(Available data Opens)

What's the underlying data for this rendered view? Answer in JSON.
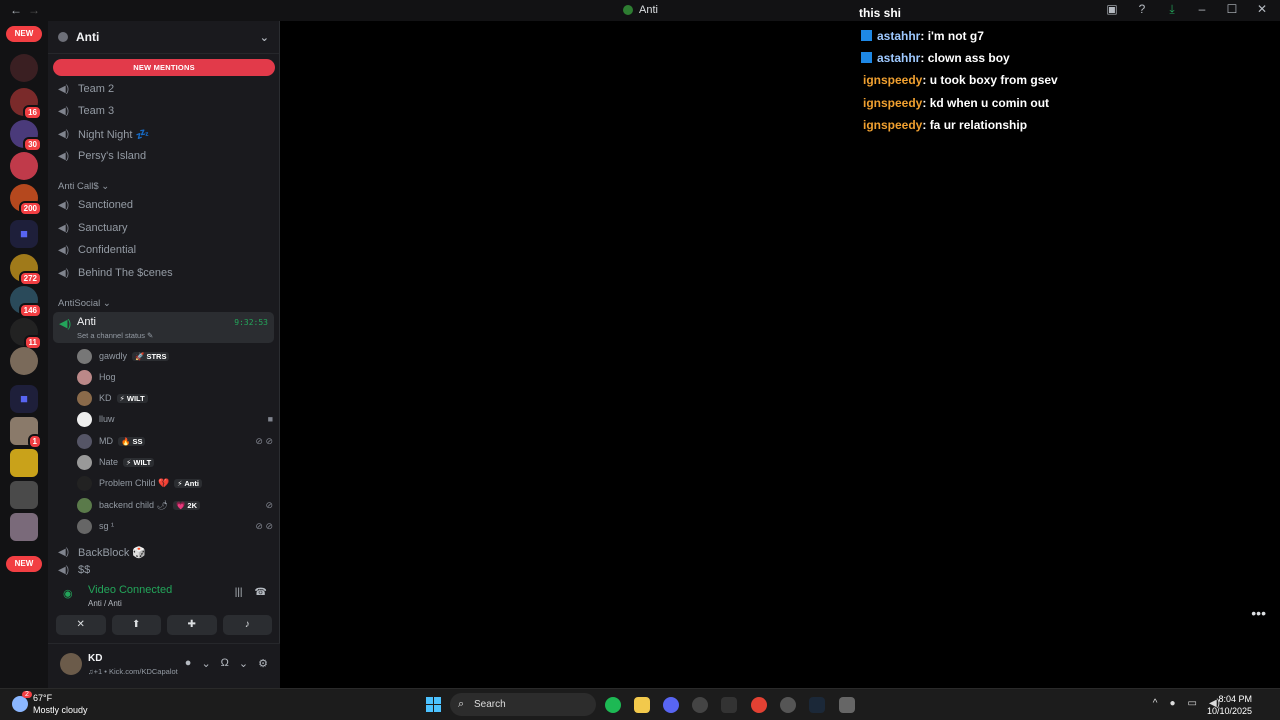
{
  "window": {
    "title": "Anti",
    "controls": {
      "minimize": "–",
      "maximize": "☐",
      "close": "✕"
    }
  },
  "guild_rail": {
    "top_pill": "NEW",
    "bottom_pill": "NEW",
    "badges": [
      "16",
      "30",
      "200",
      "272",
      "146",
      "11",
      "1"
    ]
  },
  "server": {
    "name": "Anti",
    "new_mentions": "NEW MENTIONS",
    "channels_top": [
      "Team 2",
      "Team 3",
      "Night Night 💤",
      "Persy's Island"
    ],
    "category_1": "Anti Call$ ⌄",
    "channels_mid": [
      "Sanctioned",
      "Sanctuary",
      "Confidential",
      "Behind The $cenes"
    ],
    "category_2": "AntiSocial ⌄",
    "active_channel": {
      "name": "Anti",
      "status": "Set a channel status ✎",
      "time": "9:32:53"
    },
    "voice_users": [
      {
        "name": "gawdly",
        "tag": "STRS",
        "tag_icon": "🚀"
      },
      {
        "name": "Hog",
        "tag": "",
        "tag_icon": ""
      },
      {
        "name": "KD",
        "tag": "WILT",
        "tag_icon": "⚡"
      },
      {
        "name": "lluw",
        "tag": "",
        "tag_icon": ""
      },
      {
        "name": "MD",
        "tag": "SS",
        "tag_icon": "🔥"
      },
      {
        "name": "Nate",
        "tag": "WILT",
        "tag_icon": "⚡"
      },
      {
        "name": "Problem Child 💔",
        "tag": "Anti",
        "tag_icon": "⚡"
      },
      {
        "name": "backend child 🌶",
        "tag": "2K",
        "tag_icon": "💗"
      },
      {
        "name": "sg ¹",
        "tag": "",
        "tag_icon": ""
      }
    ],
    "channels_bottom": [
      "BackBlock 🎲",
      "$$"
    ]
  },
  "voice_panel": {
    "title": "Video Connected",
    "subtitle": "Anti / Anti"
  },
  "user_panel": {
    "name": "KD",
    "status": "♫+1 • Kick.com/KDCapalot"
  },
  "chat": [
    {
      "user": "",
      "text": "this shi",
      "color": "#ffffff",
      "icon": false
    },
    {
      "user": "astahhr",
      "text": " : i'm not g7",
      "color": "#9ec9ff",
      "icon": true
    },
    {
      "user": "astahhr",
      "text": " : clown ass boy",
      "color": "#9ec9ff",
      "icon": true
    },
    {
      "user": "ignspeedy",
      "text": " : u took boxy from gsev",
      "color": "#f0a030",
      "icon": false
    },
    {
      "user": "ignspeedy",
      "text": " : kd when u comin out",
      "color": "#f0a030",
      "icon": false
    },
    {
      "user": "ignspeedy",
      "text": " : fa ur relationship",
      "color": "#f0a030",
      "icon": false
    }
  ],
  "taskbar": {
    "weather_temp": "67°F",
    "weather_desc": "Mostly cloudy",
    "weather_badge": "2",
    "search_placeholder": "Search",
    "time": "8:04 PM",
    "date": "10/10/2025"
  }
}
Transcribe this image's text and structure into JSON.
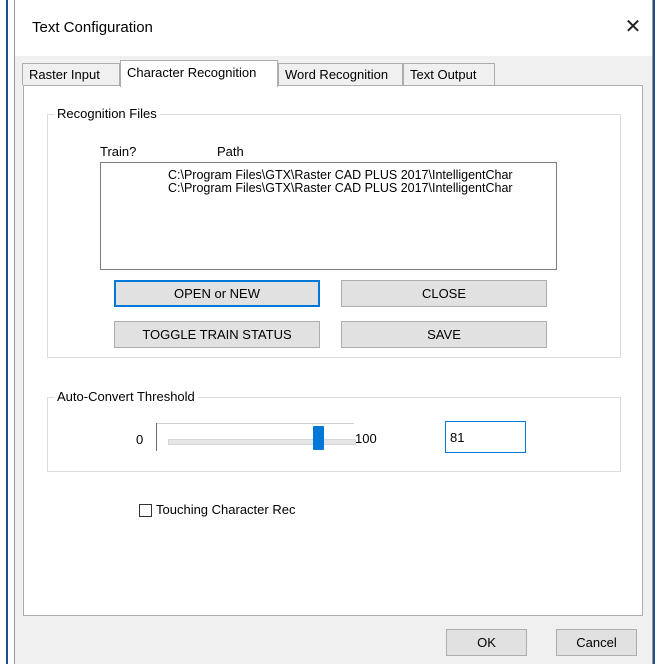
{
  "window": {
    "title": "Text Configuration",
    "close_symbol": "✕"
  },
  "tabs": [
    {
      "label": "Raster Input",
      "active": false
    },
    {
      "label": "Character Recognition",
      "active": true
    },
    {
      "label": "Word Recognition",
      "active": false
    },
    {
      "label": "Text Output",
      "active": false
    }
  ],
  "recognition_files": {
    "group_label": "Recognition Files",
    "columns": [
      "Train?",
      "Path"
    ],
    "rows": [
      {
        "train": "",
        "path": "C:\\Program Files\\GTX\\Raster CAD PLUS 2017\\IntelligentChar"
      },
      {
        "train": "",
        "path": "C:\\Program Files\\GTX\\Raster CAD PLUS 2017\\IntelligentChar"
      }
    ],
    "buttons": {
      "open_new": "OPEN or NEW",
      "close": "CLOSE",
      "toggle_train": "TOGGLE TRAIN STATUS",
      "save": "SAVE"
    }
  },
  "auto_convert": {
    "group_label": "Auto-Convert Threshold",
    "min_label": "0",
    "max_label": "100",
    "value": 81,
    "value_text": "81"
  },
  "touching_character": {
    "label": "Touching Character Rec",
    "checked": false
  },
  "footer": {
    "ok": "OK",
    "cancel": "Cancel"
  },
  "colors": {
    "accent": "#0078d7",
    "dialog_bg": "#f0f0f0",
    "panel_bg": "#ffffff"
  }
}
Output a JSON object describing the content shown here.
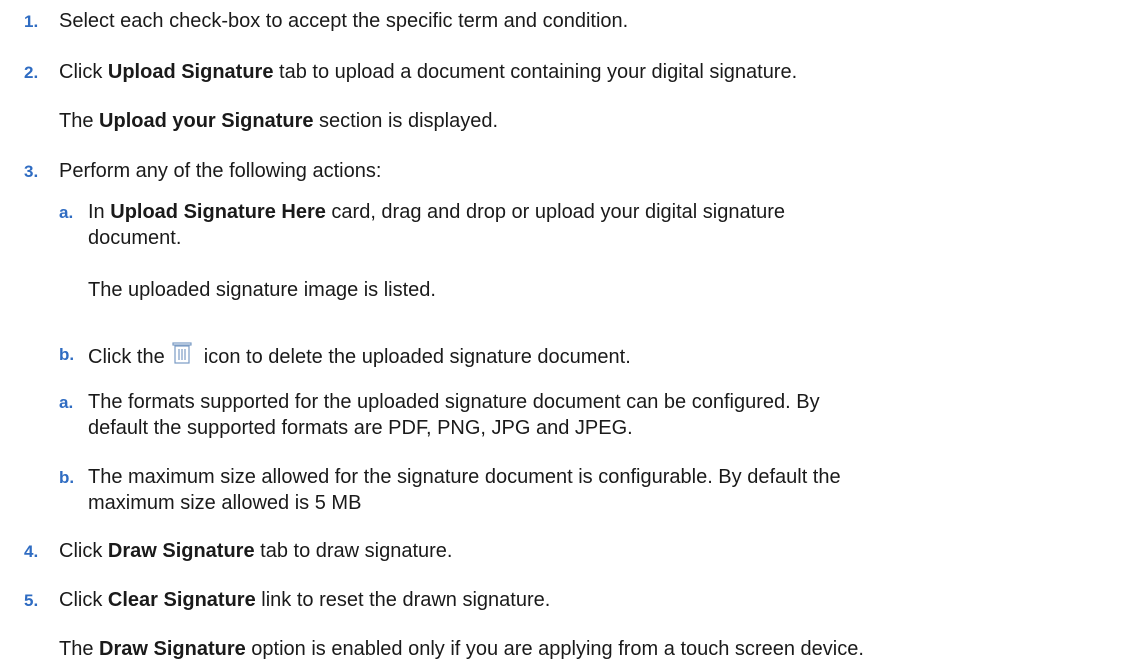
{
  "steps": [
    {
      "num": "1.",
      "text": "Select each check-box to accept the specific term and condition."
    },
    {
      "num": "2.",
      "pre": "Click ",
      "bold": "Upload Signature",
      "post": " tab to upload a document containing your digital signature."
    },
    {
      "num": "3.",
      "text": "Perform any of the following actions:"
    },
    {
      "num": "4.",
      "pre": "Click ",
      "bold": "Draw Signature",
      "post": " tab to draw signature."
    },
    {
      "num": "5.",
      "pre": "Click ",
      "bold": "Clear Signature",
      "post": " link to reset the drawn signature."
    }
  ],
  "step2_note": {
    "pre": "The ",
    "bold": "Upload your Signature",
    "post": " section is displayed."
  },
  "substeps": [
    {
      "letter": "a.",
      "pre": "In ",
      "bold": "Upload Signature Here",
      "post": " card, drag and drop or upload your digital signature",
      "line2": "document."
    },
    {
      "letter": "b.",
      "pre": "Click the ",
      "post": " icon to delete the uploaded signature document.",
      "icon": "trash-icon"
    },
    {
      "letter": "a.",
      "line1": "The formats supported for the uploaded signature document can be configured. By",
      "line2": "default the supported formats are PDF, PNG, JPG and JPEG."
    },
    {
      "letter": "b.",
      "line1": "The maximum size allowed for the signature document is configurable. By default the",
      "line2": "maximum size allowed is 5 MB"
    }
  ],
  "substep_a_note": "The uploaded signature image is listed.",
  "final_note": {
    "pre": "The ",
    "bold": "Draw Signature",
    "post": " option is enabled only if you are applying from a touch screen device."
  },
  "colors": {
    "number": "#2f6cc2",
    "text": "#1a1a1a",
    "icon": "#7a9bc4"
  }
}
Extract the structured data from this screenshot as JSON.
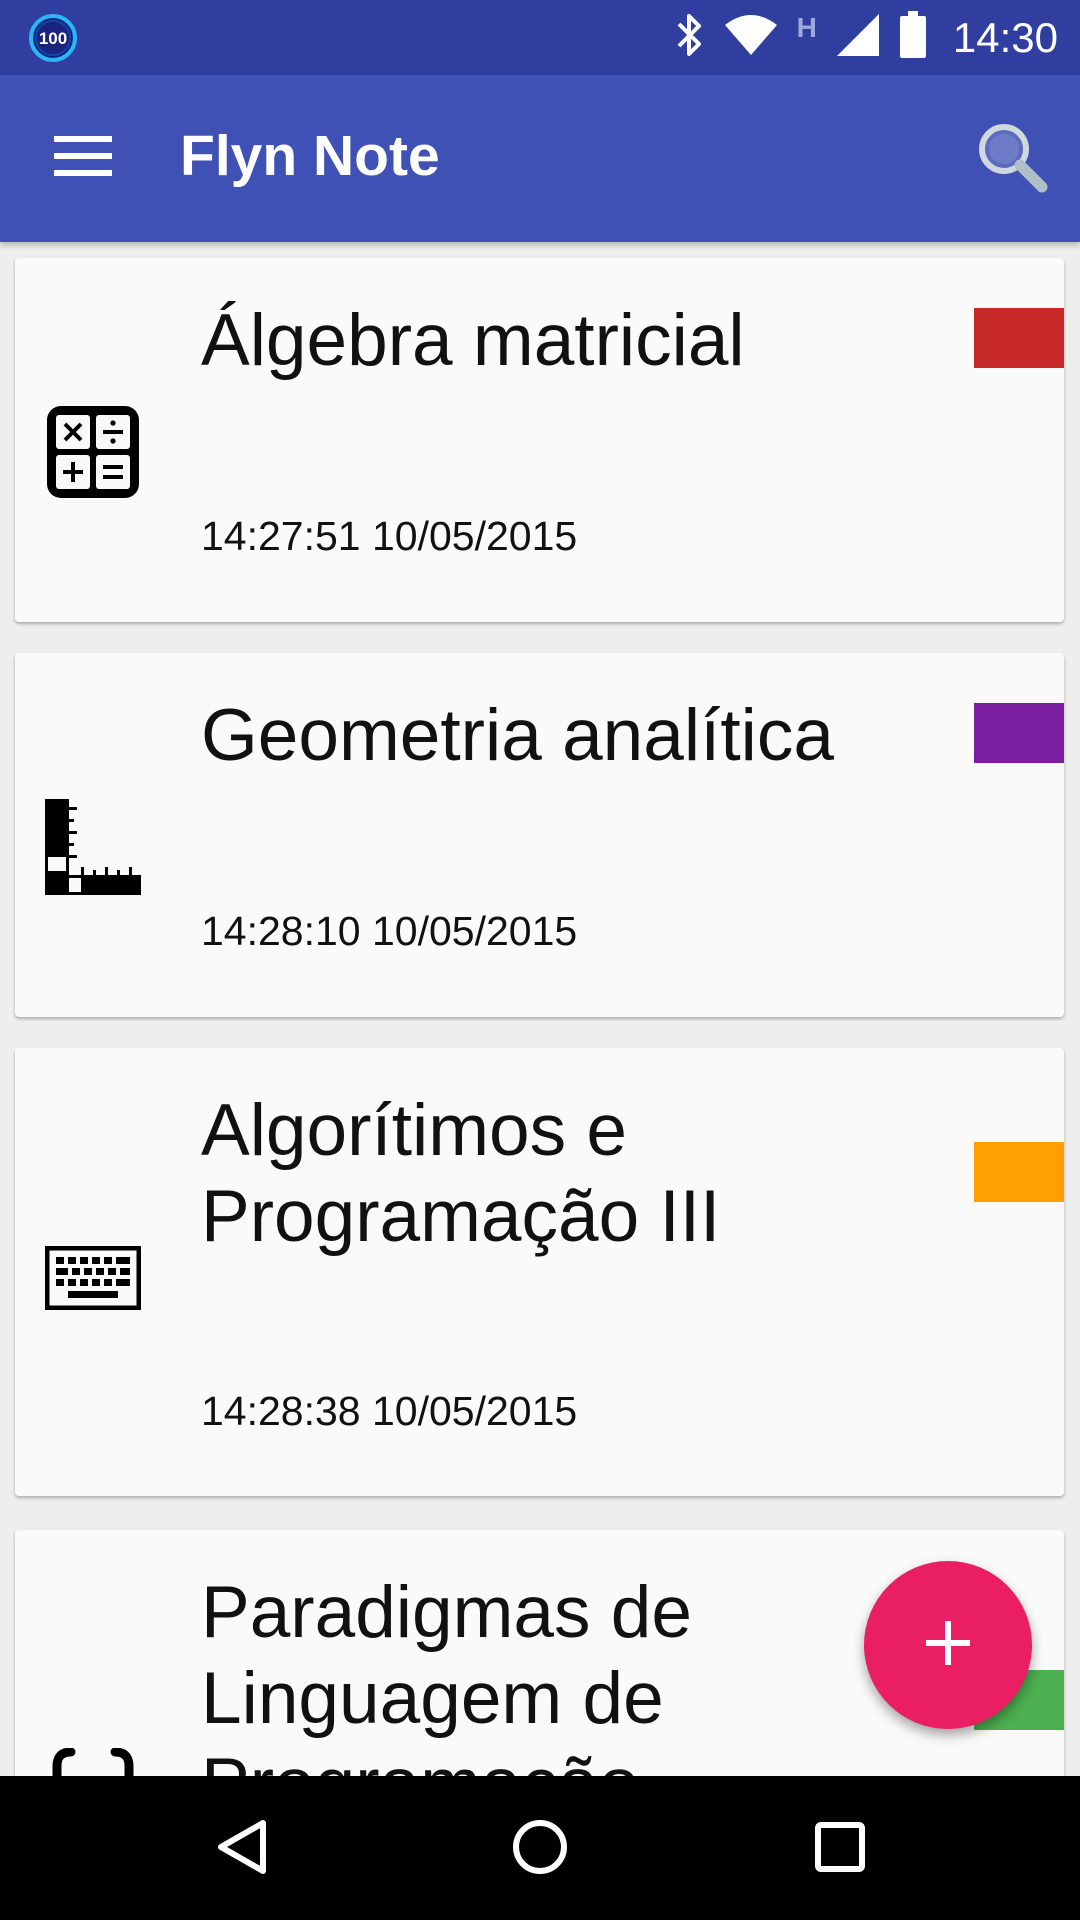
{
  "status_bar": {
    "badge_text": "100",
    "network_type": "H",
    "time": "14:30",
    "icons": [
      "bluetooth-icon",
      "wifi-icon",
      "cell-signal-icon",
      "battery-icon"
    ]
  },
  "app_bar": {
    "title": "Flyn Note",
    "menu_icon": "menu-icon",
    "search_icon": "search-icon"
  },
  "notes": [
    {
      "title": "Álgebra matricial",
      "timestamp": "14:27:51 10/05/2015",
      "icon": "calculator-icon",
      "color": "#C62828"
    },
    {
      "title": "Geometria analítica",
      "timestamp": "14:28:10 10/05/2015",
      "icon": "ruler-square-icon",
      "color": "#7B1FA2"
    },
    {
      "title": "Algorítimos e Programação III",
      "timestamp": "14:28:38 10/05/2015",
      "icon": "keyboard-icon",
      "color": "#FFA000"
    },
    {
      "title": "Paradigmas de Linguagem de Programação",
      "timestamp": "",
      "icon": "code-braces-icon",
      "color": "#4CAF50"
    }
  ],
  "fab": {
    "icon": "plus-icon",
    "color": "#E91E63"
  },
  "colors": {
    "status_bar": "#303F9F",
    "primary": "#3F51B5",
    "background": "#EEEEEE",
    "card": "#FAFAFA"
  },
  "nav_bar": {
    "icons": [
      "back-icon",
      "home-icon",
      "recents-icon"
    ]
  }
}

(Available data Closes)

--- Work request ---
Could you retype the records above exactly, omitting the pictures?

--- Answer to this exercise ---
What's the underlying data for this rendered view? Answer in JSON.
{
  "window": {
    "title": "Anti",
    "controls": {
      "minimize": "–",
      "maximize": "☐",
      "close": "✕"
    }
  },
  "guild_rail": {
    "top_pill": "NEW",
    "bottom_pill": "NEW",
    "badges": [
      "16",
      "30",
      "200",
      "272",
      "146",
      "11",
      "1"
    ]
  },
  "server": {
    "name": "Anti",
    "new_mentions": "NEW MENTIONS",
    "channels_top": [
      "Team 2",
      "Team 3",
      "Night Night 💤",
      "Persy's Island"
    ],
    "category_1": "Anti Call$ ⌄",
    "channels_mid": [
      "Sanctioned",
      "Sanctuary",
      "Confidential",
      "Behind The $cenes"
    ],
    "category_2": "AntiSocial ⌄",
    "active_channel": {
      "name": "Anti",
      "status": "Set a channel status ✎",
      "time": "9:32:53"
    },
    "voice_users": [
      {
        "name": "gawdly",
        "tag": "STRS",
        "tag_icon": "🚀"
      },
      {
        "name": "Hog",
        "tag": "",
        "tag_icon": ""
      },
      {
        "name": "KD",
        "tag": "WILT",
        "tag_icon": "⚡"
      },
      {
        "name": "lluw",
        "tag": "",
        "tag_icon": ""
      },
      {
        "name": "MD",
        "tag": "SS",
        "tag_icon": "🔥"
      },
      {
        "name": "Nate",
        "tag": "WILT",
        "tag_icon": "⚡"
      },
      {
        "name": "Problem Child 💔",
        "tag": "Anti",
        "tag_icon": "⚡"
      },
      {
        "name": "backend child 🌶",
        "tag": "2K",
        "tag_icon": "💗"
      },
      {
        "name": "sg ¹",
        "tag": "",
        "tag_icon": ""
      }
    ],
    "channels_bottom": [
      "BackBlock 🎲",
      "$$"
    ]
  },
  "voice_panel": {
    "title": "Video Connected",
    "subtitle": "Anti / Anti"
  },
  "user_panel": {
    "name": "KD",
    "status": "♫+1 • Kick.com/KDCapalot"
  },
  "chat": [
    {
      "user": "",
      "text": "this shi",
      "color": "#ffffff",
      "icon": false
    },
    {
      "user": "astahhr",
      "text": " : i'm not g7",
      "color": "#9ec9ff",
      "icon": true
    },
    {
      "user": "astahhr",
      "text": " : clown ass boy",
      "color": "#9ec9ff",
      "icon": true
    },
    {
      "user": "ignspeedy",
      "text": " : u took boxy from gsev",
      "color": "#f0a030",
      "icon": false
    },
    {
      "user": "ignspeedy",
      "text": " : kd when u comin out",
      "color": "#f0a030",
      "icon": false
    },
    {
      "user": "ignspeedy",
      "text": " : fa ur relationship",
      "color": "#f0a030",
      "icon": false
    }
  ],
  "taskbar": {
    "weather_temp": "67°F",
    "weather_desc": "Mostly cloudy",
    "weather_badge": "2",
    "search_placeholder": "Search",
    "time": "8:04 PM",
    "date": "10/10/2025"
  }
}
Transcribe this image's text and structure into JSON.
{
  "window": {
    "title": "Text Configuration",
    "close_symbol": "✕"
  },
  "tabs": [
    {
      "label": "Raster Input",
      "active": false
    },
    {
      "label": "Character Recognition",
      "active": true
    },
    {
      "label": "Word Recognition",
      "active": false
    },
    {
      "label": "Text Output",
      "active": false
    }
  ],
  "recognition_files": {
    "group_label": "Recognition Files",
    "columns": [
      "Train?",
      "Path"
    ],
    "rows": [
      {
        "train": "",
        "path": "C:\\Program Files\\GTX\\Raster CAD PLUS 2017\\IntelligentChar"
      },
      {
        "train": "",
        "path": "C:\\Program Files\\GTX\\Raster CAD PLUS 2017\\IntelligentChar"
      }
    ],
    "buttons": {
      "open_new": "OPEN or NEW",
      "close": "CLOSE",
      "toggle_train": "TOGGLE TRAIN STATUS",
      "save": "SAVE"
    }
  },
  "auto_convert": {
    "group_label": "Auto-Convert Threshold",
    "min_label": "0",
    "max_label": "100",
    "value": 81,
    "value_text": "81"
  },
  "touching_character": {
    "label": "Touching Character Rec",
    "checked": false
  },
  "footer": {
    "ok": "OK",
    "cancel": "Cancel"
  },
  "colors": {
    "accent": "#0078d7",
    "dialog_bg": "#f0f0f0",
    "panel_bg": "#ffffff"
  }
}
Output a JSON object describing the content shown here.
{
  "steps": [
    {
      "num": "1.",
      "text": "Select each check-box to accept the specific term and condition."
    },
    {
      "num": "2.",
      "pre": "Click ",
      "bold": "Upload Signature",
      "post": " tab to upload a document containing your digital signature."
    },
    {
      "num": "3.",
      "text": "Perform any of the following actions:"
    },
    {
      "num": "4.",
      "pre": "Click ",
      "bold": "Draw Signature",
      "post": " tab to draw signature."
    },
    {
      "num": "5.",
      "pre": "Click ",
      "bold": "Clear Signature",
      "post": " link to reset the drawn signature."
    }
  ],
  "step2_note": {
    "pre": "The ",
    "bold": "Upload your Signature",
    "post": " section is displayed."
  },
  "substeps": [
    {
      "letter": "a.",
      "pre": "In ",
      "bold": "Upload Signature Here",
      "post": " card, drag and drop or upload your digital signature",
      "line2": "document."
    },
    {
      "letter": "b.",
      "pre": "Click the ",
      "post": " icon to delete the uploaded signature document.",
      "icon": "trash-icon"
    },
    {
      "letter": "a.",
      "line1": "The formats supported for the uploaded signature document can be configured. By",
      "line2": "default the supported formats are PDF, PNG, JPG and JPEG."
    },
    {
      "letter": "b.",
      "line1": "The maximum size allowed for the signature document is configurable. By default the",
      "line2": "maximum size allowed is 5 MB"
    }
  ],
  "substep_a_note": "The uploaded signature image is listed.",
  "final_note": {
    "pre": "The ",
    "bold": "Draw Signature",
    "post": " option is enabled only if you are applying from a touch screen device."
  },
  "colors": {
    "number": "#2f6cc2",
    "text": "#1a1a1a",
    "icon": "#7a9bc4"
  }
}
Extract the structured data from this screenshot as JSON.
{
  "status_bar": {
    "badge_text": "100",
    "network_type": "H",
    "time": "14:30",
    "icons": [
      "bluetooth-icon",
      "wifi-icon",
      "cell-signal-icon",
      "battery-icon"
    ]
  },
  "app_bar": {
    "title": "Flyn Note",
    "menu_icon": "menu-icon",
    "search_icon": "search-icon"
  },
  "notes": [
    {
      "title": "Álgebra matricial",
      "timestamp": "14:27:51 10/05/2015",
      "icon": "calculator-icon",
      "color": "#C62828"
    },
    {
      "title": "Geometria analítica",
      "timestamp": "14:28:10 10/05/2015",
      "icon": "ruler-square-icon",
      "color": "#7B1FA2"
    },
    {
      "title": "Algorítimos e Programação III",
      "timestamp": "14:28:38 10/05/2015",
      "icon": "keyboard-icon",
      "color": "#FFA000"
    },
    {
      "title": "Paradigmas de Linguagem de Programação",
      "timestamp": "",
      "icon": "code-braces-icon",
      "color": "#4CAF50"
    }
  ],
  "fab": {
    "icon": "plus-icon",
    "color": "#E91E63"
  },
  "colors": {
    "status_bar": "#303F9F",
    "primary": "#3F51B5",
    "background": "#EEEEEE",
    "card": "#FAFAFA"
  },
  "nav_bar": {
    "icons": [
      "back-icon",
      "home-icon",
      "recents-icon"
    ]
  }
}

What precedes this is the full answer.